→ **STUDY MATERIAL**
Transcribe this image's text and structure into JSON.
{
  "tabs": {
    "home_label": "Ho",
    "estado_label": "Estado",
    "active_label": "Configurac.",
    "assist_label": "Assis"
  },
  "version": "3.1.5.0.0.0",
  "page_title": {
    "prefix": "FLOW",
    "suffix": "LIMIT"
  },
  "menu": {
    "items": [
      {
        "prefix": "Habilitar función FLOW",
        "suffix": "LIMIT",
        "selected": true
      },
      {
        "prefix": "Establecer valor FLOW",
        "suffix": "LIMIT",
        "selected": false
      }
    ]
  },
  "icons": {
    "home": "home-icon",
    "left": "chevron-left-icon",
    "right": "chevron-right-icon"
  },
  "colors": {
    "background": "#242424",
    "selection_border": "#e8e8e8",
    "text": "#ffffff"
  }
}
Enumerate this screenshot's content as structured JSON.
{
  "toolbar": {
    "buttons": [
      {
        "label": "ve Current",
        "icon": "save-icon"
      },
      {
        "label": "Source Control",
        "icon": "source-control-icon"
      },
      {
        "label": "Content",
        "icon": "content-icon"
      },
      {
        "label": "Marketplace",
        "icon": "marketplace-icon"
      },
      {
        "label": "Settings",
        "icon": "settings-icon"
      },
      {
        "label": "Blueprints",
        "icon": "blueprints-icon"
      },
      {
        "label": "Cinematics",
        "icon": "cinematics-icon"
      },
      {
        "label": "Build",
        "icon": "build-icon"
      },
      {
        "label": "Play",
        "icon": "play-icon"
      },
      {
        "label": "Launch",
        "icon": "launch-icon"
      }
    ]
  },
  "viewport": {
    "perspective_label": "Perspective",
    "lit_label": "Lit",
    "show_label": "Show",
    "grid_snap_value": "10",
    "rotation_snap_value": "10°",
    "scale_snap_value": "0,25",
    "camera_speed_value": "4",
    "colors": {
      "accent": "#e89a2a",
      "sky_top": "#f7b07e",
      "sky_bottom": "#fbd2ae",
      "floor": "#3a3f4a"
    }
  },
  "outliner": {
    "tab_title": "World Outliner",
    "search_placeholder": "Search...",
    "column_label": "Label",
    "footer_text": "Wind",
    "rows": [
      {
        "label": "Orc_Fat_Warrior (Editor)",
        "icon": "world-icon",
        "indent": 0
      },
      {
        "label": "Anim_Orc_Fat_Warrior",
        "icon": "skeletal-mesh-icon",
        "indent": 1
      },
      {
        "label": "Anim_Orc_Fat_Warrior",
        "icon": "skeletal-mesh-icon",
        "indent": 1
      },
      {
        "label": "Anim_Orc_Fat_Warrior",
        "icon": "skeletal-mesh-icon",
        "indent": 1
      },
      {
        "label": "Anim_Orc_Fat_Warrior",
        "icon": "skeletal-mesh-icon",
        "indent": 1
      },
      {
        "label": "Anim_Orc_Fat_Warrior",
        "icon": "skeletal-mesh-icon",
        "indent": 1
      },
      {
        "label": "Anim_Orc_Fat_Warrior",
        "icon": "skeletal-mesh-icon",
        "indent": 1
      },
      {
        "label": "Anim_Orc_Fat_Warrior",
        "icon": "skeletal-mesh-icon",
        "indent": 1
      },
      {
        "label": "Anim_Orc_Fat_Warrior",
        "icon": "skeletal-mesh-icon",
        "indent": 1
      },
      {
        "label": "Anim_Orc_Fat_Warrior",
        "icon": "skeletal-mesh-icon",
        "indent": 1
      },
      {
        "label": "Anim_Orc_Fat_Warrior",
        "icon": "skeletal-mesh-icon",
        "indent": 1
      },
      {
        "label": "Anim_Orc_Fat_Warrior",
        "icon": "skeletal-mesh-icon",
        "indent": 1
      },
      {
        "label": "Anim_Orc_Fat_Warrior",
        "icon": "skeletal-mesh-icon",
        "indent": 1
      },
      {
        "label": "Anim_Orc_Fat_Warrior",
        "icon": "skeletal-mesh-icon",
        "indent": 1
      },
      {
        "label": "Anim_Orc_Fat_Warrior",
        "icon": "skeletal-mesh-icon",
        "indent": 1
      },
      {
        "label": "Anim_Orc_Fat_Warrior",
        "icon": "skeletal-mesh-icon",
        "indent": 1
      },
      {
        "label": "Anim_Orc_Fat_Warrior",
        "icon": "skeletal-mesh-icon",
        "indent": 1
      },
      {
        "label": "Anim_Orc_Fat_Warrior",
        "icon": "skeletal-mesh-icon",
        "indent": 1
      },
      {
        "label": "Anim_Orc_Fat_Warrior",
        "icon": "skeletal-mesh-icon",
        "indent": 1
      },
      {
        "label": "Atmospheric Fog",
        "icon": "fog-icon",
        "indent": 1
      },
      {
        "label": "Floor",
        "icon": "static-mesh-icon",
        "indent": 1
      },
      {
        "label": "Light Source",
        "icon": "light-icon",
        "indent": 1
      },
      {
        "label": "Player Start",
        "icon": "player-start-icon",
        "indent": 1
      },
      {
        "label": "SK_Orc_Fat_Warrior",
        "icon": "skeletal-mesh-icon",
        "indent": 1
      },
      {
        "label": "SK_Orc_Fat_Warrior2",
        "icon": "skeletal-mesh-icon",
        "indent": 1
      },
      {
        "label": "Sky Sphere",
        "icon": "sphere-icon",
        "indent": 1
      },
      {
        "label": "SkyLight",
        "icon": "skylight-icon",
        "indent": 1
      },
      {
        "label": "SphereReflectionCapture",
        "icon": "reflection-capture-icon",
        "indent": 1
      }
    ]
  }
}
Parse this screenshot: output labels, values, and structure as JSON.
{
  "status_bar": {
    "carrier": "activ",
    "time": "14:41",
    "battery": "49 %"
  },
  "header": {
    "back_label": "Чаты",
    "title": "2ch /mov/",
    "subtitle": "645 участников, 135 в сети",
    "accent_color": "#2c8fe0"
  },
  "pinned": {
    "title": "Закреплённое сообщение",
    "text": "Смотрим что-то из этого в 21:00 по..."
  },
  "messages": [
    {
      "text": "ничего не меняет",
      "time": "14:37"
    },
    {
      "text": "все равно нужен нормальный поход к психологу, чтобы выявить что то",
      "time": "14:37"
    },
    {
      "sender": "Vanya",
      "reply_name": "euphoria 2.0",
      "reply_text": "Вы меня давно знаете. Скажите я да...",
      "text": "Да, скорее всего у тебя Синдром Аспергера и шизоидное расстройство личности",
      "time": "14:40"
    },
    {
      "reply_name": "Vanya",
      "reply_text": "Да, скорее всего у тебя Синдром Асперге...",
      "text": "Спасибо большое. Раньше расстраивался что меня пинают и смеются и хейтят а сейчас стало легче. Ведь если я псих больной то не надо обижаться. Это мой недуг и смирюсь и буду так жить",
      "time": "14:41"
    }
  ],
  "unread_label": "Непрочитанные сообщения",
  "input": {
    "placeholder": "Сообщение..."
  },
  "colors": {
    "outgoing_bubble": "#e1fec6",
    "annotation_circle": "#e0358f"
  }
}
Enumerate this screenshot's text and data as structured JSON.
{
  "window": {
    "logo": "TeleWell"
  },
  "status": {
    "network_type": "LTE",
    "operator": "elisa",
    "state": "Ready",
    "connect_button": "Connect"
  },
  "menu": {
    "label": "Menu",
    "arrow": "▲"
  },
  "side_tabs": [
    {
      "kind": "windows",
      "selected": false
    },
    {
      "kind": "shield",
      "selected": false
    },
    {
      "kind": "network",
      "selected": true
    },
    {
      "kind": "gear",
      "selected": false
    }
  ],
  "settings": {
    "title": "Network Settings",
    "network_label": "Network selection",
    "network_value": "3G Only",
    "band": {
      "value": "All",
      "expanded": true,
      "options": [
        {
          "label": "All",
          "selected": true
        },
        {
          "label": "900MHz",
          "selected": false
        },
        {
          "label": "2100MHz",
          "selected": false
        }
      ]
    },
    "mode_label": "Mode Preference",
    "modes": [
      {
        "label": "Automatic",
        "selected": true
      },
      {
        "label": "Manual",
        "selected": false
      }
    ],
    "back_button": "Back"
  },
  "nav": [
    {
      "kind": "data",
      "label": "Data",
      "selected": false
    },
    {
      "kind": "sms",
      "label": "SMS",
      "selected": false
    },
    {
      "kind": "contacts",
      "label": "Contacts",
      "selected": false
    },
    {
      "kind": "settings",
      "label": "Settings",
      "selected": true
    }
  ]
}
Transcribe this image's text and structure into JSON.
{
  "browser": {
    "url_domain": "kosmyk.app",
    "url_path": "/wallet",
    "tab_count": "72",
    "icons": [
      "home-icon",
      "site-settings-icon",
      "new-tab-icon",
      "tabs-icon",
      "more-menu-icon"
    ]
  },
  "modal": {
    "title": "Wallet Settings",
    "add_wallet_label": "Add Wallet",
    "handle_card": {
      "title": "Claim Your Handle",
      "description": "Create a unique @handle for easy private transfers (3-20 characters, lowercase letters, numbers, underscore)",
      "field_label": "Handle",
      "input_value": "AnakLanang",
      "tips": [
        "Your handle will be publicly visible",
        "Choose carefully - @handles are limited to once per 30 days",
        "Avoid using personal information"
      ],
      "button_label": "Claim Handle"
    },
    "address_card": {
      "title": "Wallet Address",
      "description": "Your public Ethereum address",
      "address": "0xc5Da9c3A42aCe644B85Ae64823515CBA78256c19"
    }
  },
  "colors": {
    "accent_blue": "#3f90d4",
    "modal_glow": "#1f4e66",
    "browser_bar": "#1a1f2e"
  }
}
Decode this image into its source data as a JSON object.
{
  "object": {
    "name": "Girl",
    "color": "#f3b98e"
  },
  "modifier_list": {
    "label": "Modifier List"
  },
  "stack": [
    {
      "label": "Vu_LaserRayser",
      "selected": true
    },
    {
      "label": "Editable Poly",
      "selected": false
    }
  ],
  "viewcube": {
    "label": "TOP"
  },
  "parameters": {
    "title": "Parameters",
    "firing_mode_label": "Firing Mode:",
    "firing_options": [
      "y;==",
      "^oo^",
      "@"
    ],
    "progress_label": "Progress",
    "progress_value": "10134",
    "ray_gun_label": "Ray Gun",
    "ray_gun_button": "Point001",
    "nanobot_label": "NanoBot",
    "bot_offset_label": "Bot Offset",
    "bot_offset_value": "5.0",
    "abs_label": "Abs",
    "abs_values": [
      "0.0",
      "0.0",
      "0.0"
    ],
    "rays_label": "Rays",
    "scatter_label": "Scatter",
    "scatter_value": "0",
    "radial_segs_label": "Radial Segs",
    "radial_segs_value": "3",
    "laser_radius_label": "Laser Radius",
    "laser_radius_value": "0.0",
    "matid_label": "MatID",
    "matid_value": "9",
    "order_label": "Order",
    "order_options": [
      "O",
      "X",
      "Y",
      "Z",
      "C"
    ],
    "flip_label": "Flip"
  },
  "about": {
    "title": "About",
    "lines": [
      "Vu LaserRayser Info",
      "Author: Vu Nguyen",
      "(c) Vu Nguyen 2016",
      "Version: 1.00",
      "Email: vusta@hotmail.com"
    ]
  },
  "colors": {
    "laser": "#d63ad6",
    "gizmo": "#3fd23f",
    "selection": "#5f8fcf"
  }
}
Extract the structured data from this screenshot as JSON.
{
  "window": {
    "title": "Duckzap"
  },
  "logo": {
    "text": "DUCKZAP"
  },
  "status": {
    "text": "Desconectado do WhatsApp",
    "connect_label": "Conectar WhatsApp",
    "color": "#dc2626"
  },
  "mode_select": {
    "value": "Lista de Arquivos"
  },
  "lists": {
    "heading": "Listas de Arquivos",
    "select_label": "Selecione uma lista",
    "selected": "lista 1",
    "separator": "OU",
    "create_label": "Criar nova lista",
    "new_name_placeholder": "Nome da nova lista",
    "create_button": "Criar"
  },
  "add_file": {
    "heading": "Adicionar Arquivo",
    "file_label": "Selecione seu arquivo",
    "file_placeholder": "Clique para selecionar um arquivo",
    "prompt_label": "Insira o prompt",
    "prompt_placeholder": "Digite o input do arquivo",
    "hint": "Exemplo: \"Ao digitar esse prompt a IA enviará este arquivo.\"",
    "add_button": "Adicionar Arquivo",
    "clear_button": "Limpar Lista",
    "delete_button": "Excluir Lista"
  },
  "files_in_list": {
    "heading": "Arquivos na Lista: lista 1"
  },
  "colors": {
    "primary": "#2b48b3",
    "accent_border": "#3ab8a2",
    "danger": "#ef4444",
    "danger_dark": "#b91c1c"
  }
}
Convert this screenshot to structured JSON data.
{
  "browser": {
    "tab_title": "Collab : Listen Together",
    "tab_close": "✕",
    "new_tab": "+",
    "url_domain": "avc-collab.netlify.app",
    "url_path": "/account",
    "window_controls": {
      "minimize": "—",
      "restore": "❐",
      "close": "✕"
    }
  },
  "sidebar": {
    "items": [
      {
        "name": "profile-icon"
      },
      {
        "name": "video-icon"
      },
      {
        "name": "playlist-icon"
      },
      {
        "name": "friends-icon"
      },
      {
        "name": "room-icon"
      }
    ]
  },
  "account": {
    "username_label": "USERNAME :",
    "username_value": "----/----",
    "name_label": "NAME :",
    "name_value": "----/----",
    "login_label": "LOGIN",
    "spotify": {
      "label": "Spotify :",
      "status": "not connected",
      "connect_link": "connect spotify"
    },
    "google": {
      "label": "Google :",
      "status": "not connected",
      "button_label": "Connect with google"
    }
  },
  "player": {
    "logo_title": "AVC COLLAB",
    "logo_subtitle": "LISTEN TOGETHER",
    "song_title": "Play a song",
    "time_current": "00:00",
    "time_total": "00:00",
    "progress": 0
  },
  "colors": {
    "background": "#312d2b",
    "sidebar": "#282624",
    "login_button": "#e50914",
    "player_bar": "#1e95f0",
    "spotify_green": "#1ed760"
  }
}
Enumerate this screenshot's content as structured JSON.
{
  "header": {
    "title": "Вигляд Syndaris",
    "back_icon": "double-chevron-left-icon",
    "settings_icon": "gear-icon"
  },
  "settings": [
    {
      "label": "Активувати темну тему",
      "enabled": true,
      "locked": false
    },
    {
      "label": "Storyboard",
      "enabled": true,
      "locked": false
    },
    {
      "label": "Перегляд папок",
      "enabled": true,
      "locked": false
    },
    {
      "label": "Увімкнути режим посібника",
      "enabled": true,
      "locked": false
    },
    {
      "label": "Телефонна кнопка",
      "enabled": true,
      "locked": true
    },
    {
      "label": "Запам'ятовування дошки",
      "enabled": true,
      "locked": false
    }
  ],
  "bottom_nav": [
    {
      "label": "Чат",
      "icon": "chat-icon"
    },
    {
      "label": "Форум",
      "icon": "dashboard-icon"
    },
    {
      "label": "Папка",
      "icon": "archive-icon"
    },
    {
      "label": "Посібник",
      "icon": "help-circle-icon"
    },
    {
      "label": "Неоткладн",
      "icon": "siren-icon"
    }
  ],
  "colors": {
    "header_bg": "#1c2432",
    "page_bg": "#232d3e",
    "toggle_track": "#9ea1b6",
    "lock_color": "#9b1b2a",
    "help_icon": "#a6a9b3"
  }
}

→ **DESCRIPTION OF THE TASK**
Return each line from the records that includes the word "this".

→ **YOUR SOLUTION**
Transcribe this image's text and structure into JSON.
Enumerate this screenshot's content as structured JSON.
Parse this screenshot: output labels, values, and structure as JSON.
Enumerate this screenshot's text and data as structured JSON.
Transcribe this image's text and structure into JSON.
Decode this image into its source data as a JSON object.
Extract the structured data from this screenshot as JSON.
Convert this screenshot to structured JSON data.
Enumerate this screenshot's content as structured JSON.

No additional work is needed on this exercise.